TASK DATA
· · · · ·
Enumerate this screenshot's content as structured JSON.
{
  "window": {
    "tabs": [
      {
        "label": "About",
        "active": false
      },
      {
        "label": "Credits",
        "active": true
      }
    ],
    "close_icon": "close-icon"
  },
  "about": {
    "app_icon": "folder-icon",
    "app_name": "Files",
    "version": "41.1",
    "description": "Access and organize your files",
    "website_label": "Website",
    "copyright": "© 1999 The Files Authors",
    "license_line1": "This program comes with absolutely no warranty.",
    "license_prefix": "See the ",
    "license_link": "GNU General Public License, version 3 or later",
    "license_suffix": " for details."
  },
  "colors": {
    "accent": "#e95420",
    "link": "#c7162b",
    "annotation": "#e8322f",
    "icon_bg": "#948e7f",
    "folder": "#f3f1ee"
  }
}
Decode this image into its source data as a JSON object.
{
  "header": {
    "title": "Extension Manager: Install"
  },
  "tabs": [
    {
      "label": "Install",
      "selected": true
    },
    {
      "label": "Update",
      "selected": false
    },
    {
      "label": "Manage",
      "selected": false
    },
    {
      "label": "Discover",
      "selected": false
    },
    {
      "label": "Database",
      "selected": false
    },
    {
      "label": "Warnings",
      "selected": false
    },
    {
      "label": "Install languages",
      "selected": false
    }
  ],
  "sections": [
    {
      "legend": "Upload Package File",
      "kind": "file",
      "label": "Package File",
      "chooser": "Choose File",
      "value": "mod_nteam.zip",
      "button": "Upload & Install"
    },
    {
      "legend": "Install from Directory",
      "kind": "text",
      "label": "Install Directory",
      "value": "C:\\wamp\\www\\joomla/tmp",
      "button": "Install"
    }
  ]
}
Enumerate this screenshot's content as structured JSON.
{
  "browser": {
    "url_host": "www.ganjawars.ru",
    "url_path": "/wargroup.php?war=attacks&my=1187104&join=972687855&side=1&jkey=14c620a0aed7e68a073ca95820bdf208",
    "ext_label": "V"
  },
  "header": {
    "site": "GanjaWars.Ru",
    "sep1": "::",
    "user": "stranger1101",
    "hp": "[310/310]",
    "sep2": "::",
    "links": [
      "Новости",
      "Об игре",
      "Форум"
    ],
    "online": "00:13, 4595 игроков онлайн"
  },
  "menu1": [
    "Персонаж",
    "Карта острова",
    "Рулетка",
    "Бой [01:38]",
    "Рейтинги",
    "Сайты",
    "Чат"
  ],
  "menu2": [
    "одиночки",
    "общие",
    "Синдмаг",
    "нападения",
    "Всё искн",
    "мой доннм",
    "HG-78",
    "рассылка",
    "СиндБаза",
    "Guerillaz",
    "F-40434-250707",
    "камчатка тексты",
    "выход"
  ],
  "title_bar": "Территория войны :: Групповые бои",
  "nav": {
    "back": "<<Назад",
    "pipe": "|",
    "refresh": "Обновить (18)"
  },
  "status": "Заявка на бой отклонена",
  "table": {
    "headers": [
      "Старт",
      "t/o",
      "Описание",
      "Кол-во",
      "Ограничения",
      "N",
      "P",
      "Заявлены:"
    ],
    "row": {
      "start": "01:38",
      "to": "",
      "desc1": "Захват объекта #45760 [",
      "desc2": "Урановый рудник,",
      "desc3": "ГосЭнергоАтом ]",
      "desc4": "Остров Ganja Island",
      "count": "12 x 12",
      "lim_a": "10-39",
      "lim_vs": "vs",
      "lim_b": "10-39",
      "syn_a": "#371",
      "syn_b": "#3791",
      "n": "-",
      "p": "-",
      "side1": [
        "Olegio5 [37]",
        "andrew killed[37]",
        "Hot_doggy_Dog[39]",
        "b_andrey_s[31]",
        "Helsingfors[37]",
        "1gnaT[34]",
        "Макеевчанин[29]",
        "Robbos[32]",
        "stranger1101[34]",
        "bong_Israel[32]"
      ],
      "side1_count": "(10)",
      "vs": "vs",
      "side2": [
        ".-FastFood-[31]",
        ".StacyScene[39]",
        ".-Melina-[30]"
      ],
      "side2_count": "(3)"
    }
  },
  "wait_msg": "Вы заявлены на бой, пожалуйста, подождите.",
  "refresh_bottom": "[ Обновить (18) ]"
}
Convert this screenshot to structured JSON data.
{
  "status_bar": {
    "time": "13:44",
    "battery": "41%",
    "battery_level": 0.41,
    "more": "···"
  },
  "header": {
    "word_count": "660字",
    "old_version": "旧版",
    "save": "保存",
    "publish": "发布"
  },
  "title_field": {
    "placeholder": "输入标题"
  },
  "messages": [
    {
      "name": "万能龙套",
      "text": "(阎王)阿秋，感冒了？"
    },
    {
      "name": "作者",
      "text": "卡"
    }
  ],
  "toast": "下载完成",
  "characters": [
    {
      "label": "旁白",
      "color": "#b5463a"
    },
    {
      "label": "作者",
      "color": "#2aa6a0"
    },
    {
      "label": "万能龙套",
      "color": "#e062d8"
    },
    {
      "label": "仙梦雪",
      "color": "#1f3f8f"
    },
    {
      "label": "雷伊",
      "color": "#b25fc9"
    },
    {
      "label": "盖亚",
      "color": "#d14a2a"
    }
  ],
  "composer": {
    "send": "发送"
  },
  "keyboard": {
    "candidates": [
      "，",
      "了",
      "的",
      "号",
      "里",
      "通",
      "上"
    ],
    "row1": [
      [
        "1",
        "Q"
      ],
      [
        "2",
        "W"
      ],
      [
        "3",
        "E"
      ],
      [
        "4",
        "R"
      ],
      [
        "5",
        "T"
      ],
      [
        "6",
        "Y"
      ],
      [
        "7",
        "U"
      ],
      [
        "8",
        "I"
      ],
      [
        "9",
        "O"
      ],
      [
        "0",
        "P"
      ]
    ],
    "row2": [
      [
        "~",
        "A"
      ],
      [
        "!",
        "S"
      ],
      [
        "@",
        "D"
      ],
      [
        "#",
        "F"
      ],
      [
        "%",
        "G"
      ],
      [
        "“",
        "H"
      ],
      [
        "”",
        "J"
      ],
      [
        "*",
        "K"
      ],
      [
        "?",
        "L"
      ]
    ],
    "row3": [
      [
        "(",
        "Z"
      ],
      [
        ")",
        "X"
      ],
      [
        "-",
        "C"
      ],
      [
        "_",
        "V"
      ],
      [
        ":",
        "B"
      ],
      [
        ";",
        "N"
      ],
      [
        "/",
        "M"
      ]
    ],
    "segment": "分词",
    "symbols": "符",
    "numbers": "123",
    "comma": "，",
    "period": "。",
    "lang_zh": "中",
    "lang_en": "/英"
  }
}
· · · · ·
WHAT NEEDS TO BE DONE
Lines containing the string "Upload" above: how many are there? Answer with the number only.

WRITTEN SOLUTION
2